The rain shower was very brief, lasting only a few minutes, but dropped dozens of individual raindrops, maybe more than a hundred! In fact, there were enough of them to collectively flow from one of the roofs, accumulate in a gutter, and flow down this downspout and onto the pavement below! (I really do not know why a diverter is needed on pavement, but there it is.)P91123K+++

I bet that if all the precipitation than fell from the sky during these last three incidents could have been collected, there would have been more than a pint! As excellent as it was, it was not even the best of it. For the first time since last spring, a storm is predicted to move in and start RAINING about noon on Tuesday, November 26! Showers should continue afterward.

The rainy season will likely begin with this first storm. That is how the weather typically operates here.

Not Quite Rain

P91116KMost of us here agree that the minimal bit of precipitation that fell from the sky on Thursday was not real rain. There are a few different theories about what it actually was though. It could be considered to have been drizzle. It alternatively could have been heavy fog or mist. Some of us make up silly names for what it was, such as fine rain, dusting, spritzes, sprinkles or mizzle.

Is it just me, or do those last three sound like inane kitten names? ‘Dusting’, sounds dirty and dry, which it was not.

Whatever it was, it was the second occurrence of such precipitation since the rainy season ended last spring. Something similar happened on the last day of September. I wrote about it in my other blog, with a picture of it on the hood of a parked car, rather than the windshield. I think it was more of a surprise then because it was earlier, and the chance of precipitation was slim.

This weather pattern is still within what would be considered normal here. The rainy season typically starts a bit earlier, even if with just a single primary storm passing through, followed by a long pause before more follow. There is no strict schedule though. We know that the rain will eventually start, and that rainy seasons that start late tend to provide significantly more rain.

Rain is likely just as uncomfortable here as it is everywhere else. Perhaps it is even dirtier, because it rinses off dust and crud that has been accumulating since spring. No one wants to work in their garden while it is wet. Nonetheless, because there is no rain for nearly half the year, the first storm of a season is something to be celebrated. The forecast predicts no celebration yet.

Splat!

P90310There are a few consequences to all this excellent rain. Gutters are flooding.

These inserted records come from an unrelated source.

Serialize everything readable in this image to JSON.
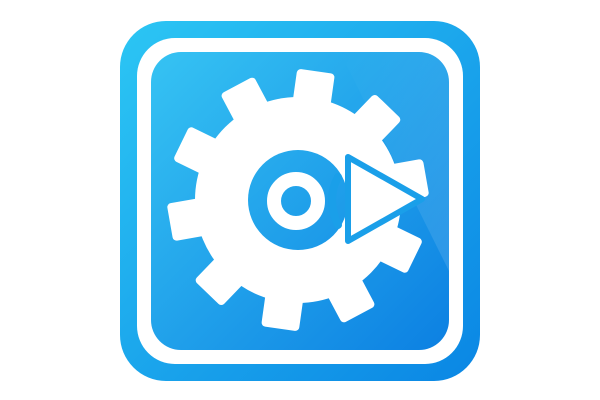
{
  "icon": {
    "name": "gear-arrow-app-icon",
    "colors": {
      "outer_top": "#2cc6f4",
      "outer_bottom": "#0a86e4",
      "inner_top": "#36c3f3",
      "inner_bottom": "#0c80e2",
      "frame": "#ffffff",
      "glyph": "#ffffff",
      "background": "#ffffff"
    }
  }
}
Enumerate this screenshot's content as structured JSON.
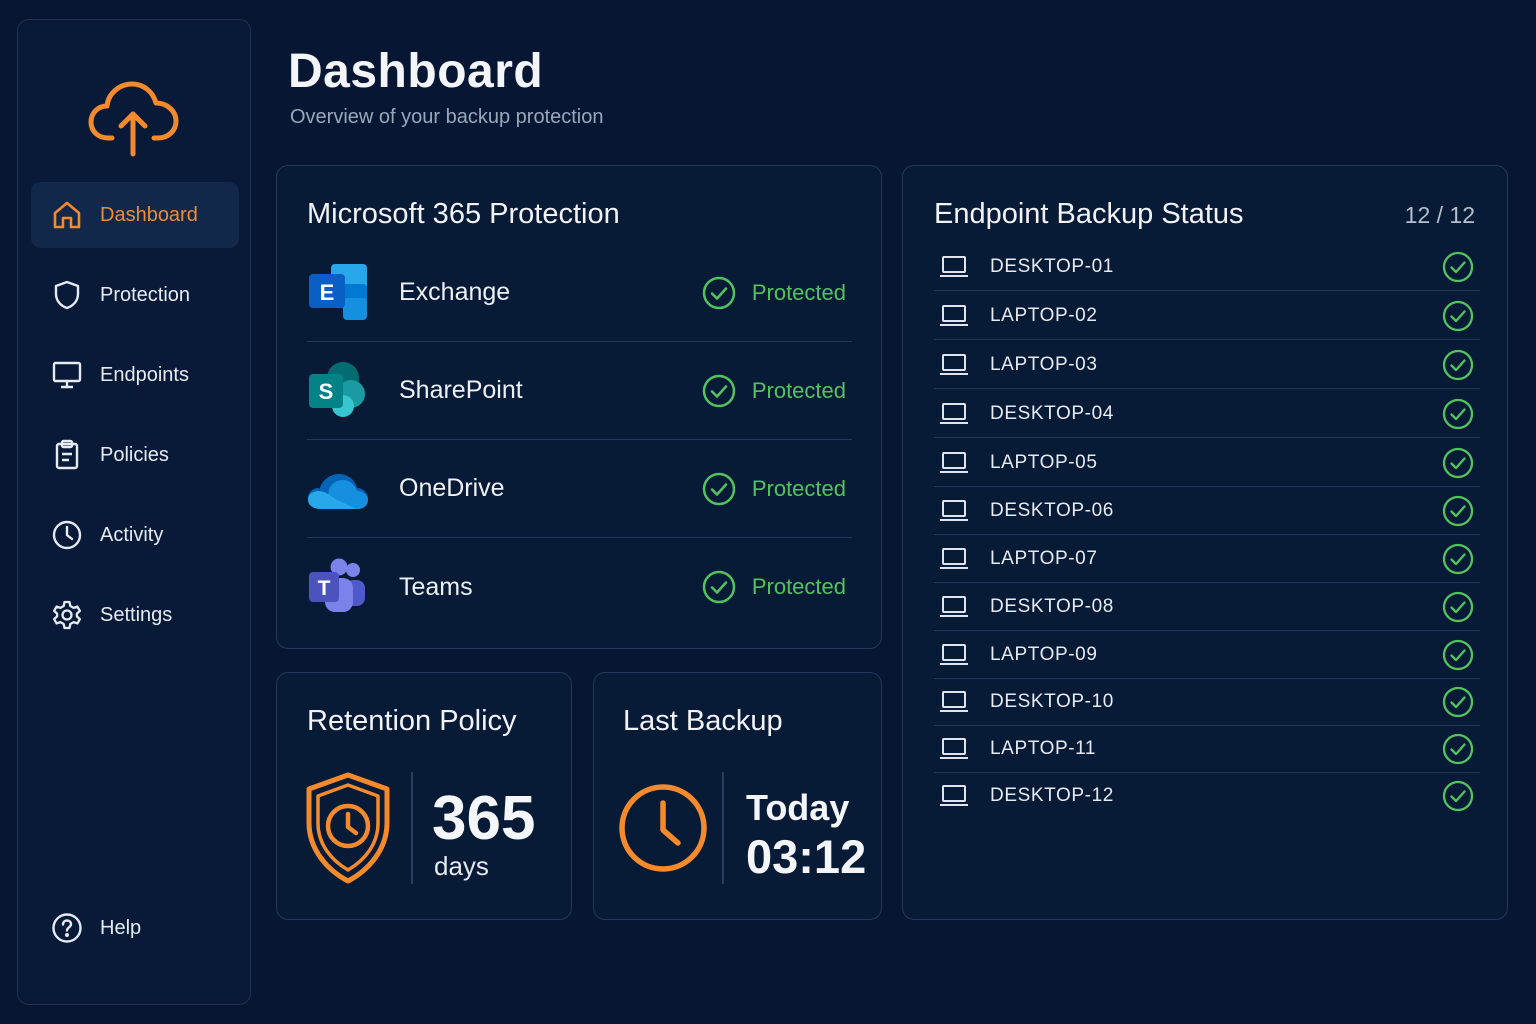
{
  "header": {
    "title": "Dashboard",
    "subtitle": "Overview of your backup protection"
  },
  "sidebar": {
    "logo_icon": "cloud-upload-icon",
    "accent_color": "#f58a2c",
    "items": [
      {
        "label": "Dashboard",
        "icon": "home-icon",
        "active": true
      },
      {
        "label": "Protection",
        "icon": "shield-icon",
        "active": false
      },
      {
        "label": "Endpoints",
        "icon": "monitor-icon",
        "active": false
      },
      {
        "label": "Policies",
        "icon": "clipboard-icon",
        "active": false
      },
      {
        "label": "Activity",
        "icon": "clock-icon",
        "active": false
      },
      {
        "label": "Settings",
        "icon": "gear-icon",
        "active": false
      }
    ],
    "help": {
      "label": "Help",
      "icon": "help-circle-icon"
    }
  },
  "m365": {
    "title": "Microsoft 365 Protection",
    "status_color": "#52c35f",
    "apps": [
      {
        "name": "Exchange",
        "icon": "exchange-icon",
        "status": "Protected"
      },
      {
        "name": "SharePoint",
        "icon": "sharepoint-icon",
        "status": "Protected"
      },
      {
        "name": "OneDrive",
        "icon": "onedrive-icon",
        "status": "Protected"
      },
      {
        "name": "Teams",
        "icon": "teams-icon",
        "status": "Protected"
      }
    ]
  },
  "retention": {
    "title": "Retention Policy",
    "value": "365",
    "unit": "days",
    "icon": "shield-clock-icon"
  },
  "last_backup": {
    "title": "Last Backup",
    "day": "Today",
    "time": "03:12",
    "icon": "clock-icon"
  },
  "endpoints": {
    "title": "Endpoint Backup Status",
    "count": "12 / 12",
    "items": [
      {
        "name": "DESKTOP-01",
        "icon": "laptop-icon",
        "status": "ok"
      },
      {
        "name": "LAPTOP-02",
        "icon": "laptop-icon",
        "status": "ok"
      },
      {
        "name": "LAPTOP-03",
        "icon": "laptop-icon",
        "status": "ok"
      },
      {
        "name": "DESKTOP-04",
        "icon": "laptop-icon",
        "status": "ok"
      },
      {
        "name": "LAPTOP-05",
        "icon": "laptop-icon",
        "status": "ok"
      },
      {
        "name": "DESKTOP-06",
        "icon": "laptop-icon",
        "status": "ok"
      },
      {
        "name": "LAPTOP-07",
        "icon": "laptop-icon",
        "status": "ok"
      },
      {
        "name": "DESKTOP-08",
        "icon": "laptop-icon",
        "status": "ok"
      },
      {
        "name": "LAPTOP-09",
        "icon": "laptop-icon",
        "status": "ok"
      },
      {
        "name": "DESKTOP-10",
        "icon": "laptop-icon",
        "status": "ok"
      },
      {
        "name": "LAPTOP-11",
        "icon": "laptop-icon",
        "status": "ok"
      },
      {
        "name": "DESKTOP-12",
        "icon": "laptop-icon",
        "status": "ok"
      }
    ]
  }
}
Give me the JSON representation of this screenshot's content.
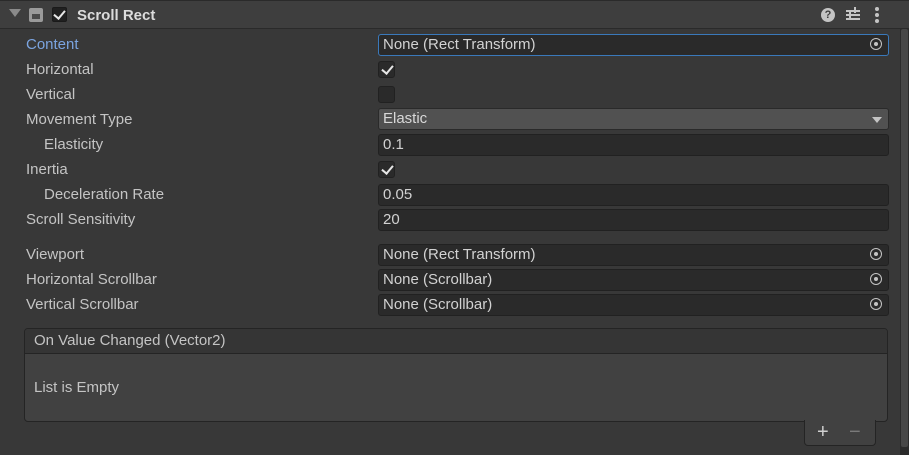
{
  "component": {
    "title": "Scroll Rect",
    "enabled": true,
    "help_glyph": "?",
    "icons": [
      "foldout-arrow-icon",
      "scroll-rect-component-icon",
      "help-icon",
      "preset-icon",
      "context-menu-icon"
    ]
  },
  "fields": {
    "content": {
      "label": "Content",
      "value": "None (Rect Transform)"
    },
    "horizontal": {
      "label": "Horizontal",
      "checked": true
    },
    "vertical": {
      "label": "Vertical",
      "checked": false
    },
    "movement_type": {
      "label": "Movement Type",
      "value": "Elastic"
    },
    "elasticity": {
      "label": "Elasticity",
      "value": "0.1"
    },
    "inertia": {
      "label": "Inertia",
      "checked": true
    },
    "deceleration_rate": {
      "label": "Deceleration Rate",
      "value": "0.05"
    },
    "scroll_sensitivity": {
      "label": "Scroll Sensitivity",
      "value": "20"
    },
    "viewport": {
      "label": "Viewport",
      "value": "None (Rect Transform)"
    },
    "horizontal_scrollbar": {
      "label": "Horizontal Scrollbar",
      "value": "None (Scrollbar)"
    },
    "vertical_scrollbar": {
      "label": "Vertical Scrollbar",
      "value": "None (Scrollbar)"
    }
  },
  "event": {
    "title": "On Value Changed (Vector2)",
    "empty_text": "List is Empty",
    "add_label": "+",
    "remove_label": "−"
  },
  "colors": {
    "background": "#383838",
    "field": "#2a2a2a",
    "accent_label": "#7ba4e0",
    "focus_border": "#3a79bb"
  }
}
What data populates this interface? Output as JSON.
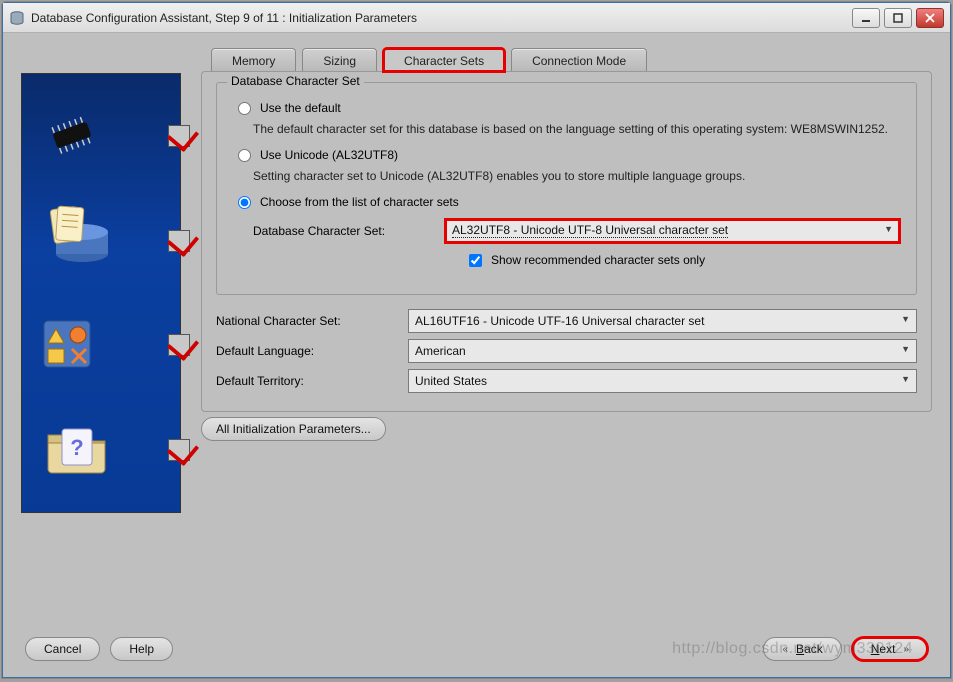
{
  "window": {
    "title": "Database Configuration Assistant, Step 9 of 11 : Initialization Parameters"
  },
  "tabs": {
    "memory": "Memory",
    "sizing": "Sizing",
    "charsets": "Character Sets",
    "connmode": "Connection Mode"
  },
  "groupCharset": {
    "legend": "Database Character Set",
    "optDefault": "Use the default",
    "optDefaultDesc": "The default character set for this database is based on the language setting of this operating system: WE8MSWIN1252.",
    "optUnicode": "Use Unicode (AL32UTF8)",
    "optUnicodeDesc": "Setting character set to Unicode (AL32UTF8) enables you to store multiple language groups.",
    "optChoose": "Choose from the list of character sets",
    "dbCharsetLabel": "Database Character Set:",
    "dbCharsetValue": "AL32UTF8 - Unicode UTF-8 Universal character set",
    "showRecommended": "Show recommended character sets only"
  },
  "other": {
    "nationalLabel": "National Character Set:",
    "nationalValue": "AL16UTF16 - Unicode UTF-16 Universal character set",
    "langLabel": "Default Language:",
    "langValue": "American",
    "territoryLabel": "Default Territory:",
    "territoryValue": "United States"
  },
  "buttons": {
    "allParams": "All Initialization Parameters...",
    "cancel": "Cancel",
    "help": "Help",
    "back": "Back",
    "next": "Next"
  },
  "watermark": "http://blog.csdn.net/wym330124"
}
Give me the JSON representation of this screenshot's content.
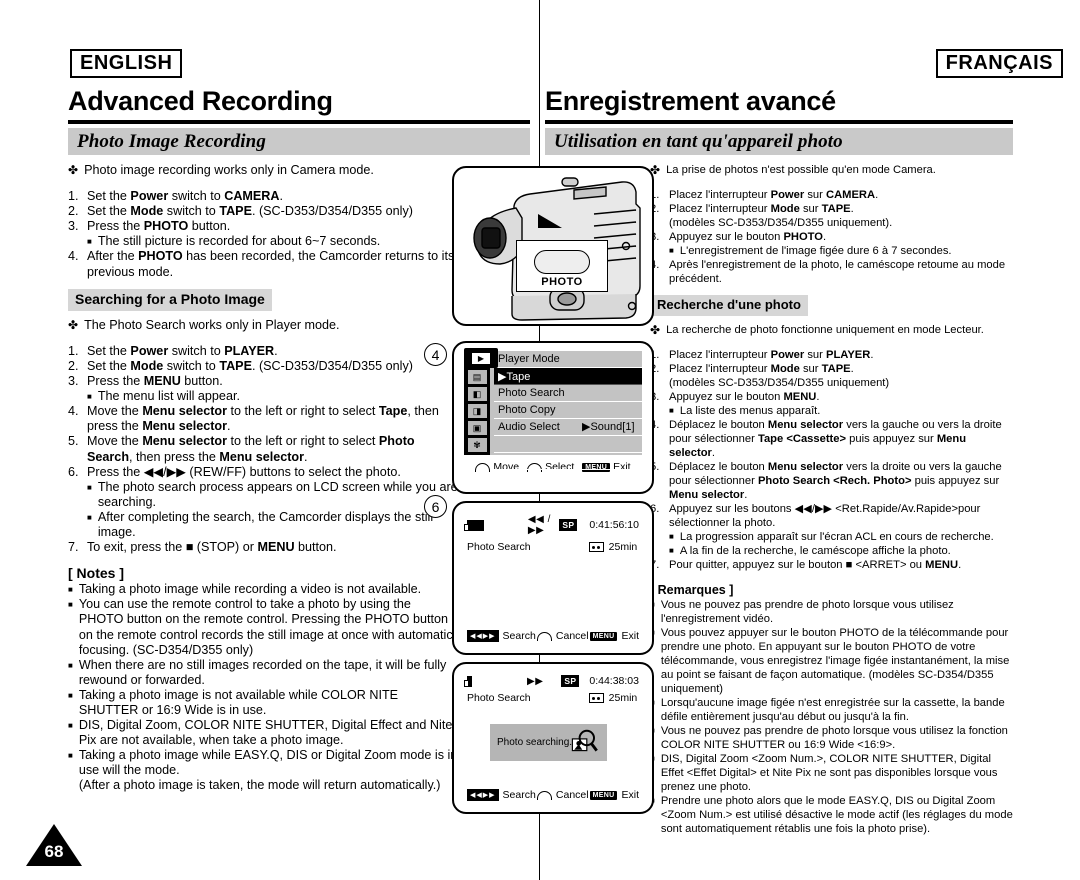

Trees are falling. Mud is sliding. As much as we should be grateful for what we are getting while we are getting it, it is getting rather old. Clear and sunny weather that is forecast after today will be a welcome relief from all this muddy sogginess.
Almost all of the flowering cherries have somehow postponed bloom. It has not been unusually cold. It is as if the trees somehow know better than to bloom while so much unusually heavy rain is falling. Otherwise, they might have bloomed only briefly before the blossoms got knocked off. The buds are so fat that I expect they will begin to bloom by the middle of the week.
Only one flowering cherry that always blooms significantly earlier than the others bloomed on time, and is already finished. Considering how heavy the rain was during that time, the light duty bloom actually lasted impressively well.
Daffodils tried to delay their bloom as well; but some could wait no longer. Many were not bothered by the heavy rain. Others were knocked flat, and needed to be propped with small hoop stakes. Only some of those that were planted late in the planting season kept their buds closed this late.
I should be pleased that these hyacinth bloomed at all this year. They are the sort of bulbs that bloom only once in their first year, but then do not get sufficient chill in winter to bloom again. They must be in a cold spot. Unfortunately, it is also a shady spot. The floral stems stretched so much in the shade that they were easily knocked down by the heavy rain. Now they lay there like they have fallen and can’t get up.